A standard course through the Center is a half course. Half courses require one hour a day (seven hours per week) of individual study plus weekly conversation and/or tutorial sessions. It takes four half courses (levels I, II, III, and IV) to complete the equivalent of one year of study in a traditional elementary-level classroom course. Some languages offered in the Mentored format are also available as full courses allowing students to progress at the same rate as in traditional classroom courses. Full courses require two hours per day (14 hours per week) of individual study plus conversation and tutorial sessions.
Students interested in studying a language through the Center should read the informational websites thoroughly and follow the application instructions. While the application process is handled by the Five College Center for the Study of World Languages, the tutorial and conversation sessions are held on all five campuses.
Language offerings change depending upon available resources. Not all languages are available every semester. Please see the Center’s website for current information or contact the Center to find out about a language not listed here.
Students in Mentored courses also have one-on-one tutorials with a professional language mentor trained in language pedagogy. The individual sessions allow each student to get help with his/her particular questions and concerns. The language mentor goes over written homework, explains grammatical concepts, and engages the student in skill-building activities. Language mentors also work with students who are already fluent speakers of a language but who need to learn to read and write in the language.
Currently offered in Mentored format: Hindi-Urdu, Persian, Swahili, and Turkish.
Supervised Independent Courses
Supervised Independent courses offer students with excellent language skills an opportunity to study a variety of less commonly taught languages independently. Students approved for Supervised Independent language study are highly motivated, have a record of past success in language learning, and demonstrate readiness to undertake independent work. Courses emphasize development of oral (speaking) and listening skills.
Recently offered in Supervised Independent format:
African Languages: Afrikaans, Amharic, Igbo, Twi, Wolof, Yoruba
European Languages: Albanian, Armenian, Bosnian-Croation-Serbian, Bulgarian, Czech, Danish, Dutch, Finnish, Georgian, Modern Greek, Hungarian, Macedonian, Modern Irish, Norwegian, Romanian, Slovak, Ukrainian
Asian Languages: Bangla/Bengali, Burmese, Cantonese for Mandarin Speakers, Dari, Filipino (Tagalog), Indonesian, Lao, Malay, Mongolian, Nepali, Pashto, Sinhala, Thai, Modern Tibetan, Vietnamese
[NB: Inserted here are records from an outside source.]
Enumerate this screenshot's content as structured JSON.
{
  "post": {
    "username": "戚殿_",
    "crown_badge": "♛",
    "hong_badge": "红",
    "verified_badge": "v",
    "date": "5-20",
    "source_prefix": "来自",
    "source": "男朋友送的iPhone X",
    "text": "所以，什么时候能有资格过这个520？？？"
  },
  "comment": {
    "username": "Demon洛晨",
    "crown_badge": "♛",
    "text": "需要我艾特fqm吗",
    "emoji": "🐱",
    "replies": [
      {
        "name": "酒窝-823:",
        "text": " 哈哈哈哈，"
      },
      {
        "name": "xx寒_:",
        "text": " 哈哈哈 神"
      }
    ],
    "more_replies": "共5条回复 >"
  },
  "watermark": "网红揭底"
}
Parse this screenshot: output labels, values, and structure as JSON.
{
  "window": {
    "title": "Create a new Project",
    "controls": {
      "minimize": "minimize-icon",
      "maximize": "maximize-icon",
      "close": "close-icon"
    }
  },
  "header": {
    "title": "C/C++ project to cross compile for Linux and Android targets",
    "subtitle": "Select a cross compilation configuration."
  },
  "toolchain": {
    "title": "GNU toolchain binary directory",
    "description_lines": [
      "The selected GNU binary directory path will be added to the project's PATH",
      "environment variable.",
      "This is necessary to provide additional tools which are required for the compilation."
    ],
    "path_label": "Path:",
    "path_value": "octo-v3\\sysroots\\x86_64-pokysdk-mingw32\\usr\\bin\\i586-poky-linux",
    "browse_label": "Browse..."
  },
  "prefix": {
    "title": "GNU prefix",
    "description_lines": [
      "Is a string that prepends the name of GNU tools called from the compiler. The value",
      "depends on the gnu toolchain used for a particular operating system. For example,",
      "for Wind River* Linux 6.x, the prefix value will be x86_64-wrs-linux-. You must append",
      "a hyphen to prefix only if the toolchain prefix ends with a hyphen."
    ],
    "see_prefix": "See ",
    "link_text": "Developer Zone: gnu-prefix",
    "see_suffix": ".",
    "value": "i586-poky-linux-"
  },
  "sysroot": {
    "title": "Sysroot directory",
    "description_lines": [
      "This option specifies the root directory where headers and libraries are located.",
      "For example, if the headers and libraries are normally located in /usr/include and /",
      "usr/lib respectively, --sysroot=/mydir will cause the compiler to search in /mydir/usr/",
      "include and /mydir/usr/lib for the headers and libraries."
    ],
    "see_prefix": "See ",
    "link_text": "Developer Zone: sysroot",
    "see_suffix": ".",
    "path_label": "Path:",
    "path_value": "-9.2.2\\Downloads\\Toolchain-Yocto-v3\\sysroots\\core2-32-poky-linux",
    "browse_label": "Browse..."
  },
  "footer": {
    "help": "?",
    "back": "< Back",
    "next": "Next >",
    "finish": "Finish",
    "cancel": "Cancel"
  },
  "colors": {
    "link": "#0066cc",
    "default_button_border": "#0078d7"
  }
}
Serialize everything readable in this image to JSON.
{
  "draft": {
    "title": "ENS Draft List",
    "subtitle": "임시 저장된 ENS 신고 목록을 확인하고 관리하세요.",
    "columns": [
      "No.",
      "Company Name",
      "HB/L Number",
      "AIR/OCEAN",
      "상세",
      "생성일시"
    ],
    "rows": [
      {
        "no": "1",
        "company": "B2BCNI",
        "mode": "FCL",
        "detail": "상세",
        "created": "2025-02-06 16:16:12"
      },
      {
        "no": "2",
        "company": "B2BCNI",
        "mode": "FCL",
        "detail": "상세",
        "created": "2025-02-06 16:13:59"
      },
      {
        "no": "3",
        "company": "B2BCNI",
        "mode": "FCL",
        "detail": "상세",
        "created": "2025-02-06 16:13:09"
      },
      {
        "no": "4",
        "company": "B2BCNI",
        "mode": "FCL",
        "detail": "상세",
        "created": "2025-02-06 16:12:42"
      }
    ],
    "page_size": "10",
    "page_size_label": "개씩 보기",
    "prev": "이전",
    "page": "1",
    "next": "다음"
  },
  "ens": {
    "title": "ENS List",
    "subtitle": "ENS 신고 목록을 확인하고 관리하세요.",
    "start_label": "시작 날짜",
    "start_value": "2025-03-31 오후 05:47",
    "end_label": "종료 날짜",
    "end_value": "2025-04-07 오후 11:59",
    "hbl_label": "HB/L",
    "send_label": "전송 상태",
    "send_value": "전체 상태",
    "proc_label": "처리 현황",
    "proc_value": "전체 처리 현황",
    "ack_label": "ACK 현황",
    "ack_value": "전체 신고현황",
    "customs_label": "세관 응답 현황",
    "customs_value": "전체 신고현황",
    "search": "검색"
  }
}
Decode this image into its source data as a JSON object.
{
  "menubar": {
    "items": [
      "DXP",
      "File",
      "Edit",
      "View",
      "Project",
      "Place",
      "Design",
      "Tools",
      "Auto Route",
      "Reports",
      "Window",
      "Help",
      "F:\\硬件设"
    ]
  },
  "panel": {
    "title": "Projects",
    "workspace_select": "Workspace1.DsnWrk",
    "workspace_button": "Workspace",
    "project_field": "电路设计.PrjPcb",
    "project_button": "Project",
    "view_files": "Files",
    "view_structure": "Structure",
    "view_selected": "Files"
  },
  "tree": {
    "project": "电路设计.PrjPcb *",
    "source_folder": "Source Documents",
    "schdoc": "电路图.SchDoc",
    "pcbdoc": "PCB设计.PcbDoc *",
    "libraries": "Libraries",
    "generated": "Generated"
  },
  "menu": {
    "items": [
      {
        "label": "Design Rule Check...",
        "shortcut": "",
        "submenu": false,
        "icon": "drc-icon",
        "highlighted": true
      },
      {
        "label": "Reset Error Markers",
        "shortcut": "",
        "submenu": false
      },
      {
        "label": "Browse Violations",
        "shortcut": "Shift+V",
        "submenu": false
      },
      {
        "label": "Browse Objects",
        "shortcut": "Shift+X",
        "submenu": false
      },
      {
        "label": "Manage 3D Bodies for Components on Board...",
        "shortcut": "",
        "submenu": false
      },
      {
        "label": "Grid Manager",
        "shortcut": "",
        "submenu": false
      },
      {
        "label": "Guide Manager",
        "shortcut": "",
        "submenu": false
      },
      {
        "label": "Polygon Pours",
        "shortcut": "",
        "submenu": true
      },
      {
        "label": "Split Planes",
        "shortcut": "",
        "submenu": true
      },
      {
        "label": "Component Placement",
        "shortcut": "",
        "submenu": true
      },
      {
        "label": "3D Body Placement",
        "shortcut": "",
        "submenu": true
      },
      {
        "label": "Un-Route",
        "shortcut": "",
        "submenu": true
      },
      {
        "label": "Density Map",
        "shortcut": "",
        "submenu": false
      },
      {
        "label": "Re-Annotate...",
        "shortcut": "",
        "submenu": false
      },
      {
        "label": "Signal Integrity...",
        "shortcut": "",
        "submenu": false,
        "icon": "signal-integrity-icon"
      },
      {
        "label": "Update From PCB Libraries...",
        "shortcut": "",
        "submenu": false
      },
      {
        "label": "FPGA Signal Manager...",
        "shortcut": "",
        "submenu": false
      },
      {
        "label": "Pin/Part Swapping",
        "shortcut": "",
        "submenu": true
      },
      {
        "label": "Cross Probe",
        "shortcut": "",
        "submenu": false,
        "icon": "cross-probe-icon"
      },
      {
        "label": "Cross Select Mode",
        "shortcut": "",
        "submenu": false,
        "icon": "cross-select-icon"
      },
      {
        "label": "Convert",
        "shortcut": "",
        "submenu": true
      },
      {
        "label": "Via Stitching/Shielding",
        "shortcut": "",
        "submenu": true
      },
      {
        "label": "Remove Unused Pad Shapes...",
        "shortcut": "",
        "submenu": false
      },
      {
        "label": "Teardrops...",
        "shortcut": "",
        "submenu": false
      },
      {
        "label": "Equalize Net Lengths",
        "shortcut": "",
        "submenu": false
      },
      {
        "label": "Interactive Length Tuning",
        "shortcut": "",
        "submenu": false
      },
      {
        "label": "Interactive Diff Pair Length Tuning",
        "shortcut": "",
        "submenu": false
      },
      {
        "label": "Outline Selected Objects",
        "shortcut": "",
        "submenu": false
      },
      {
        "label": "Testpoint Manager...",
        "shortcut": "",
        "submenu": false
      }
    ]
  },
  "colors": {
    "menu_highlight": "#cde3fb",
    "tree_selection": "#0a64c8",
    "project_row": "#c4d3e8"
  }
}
Languages of the Americas: Haitian Creole
- Spoken Arabic courses (Mentored or Supervised Independent format): Egyptian Arabic, Levantine Arabic, Moroccan Arabic, and other dialects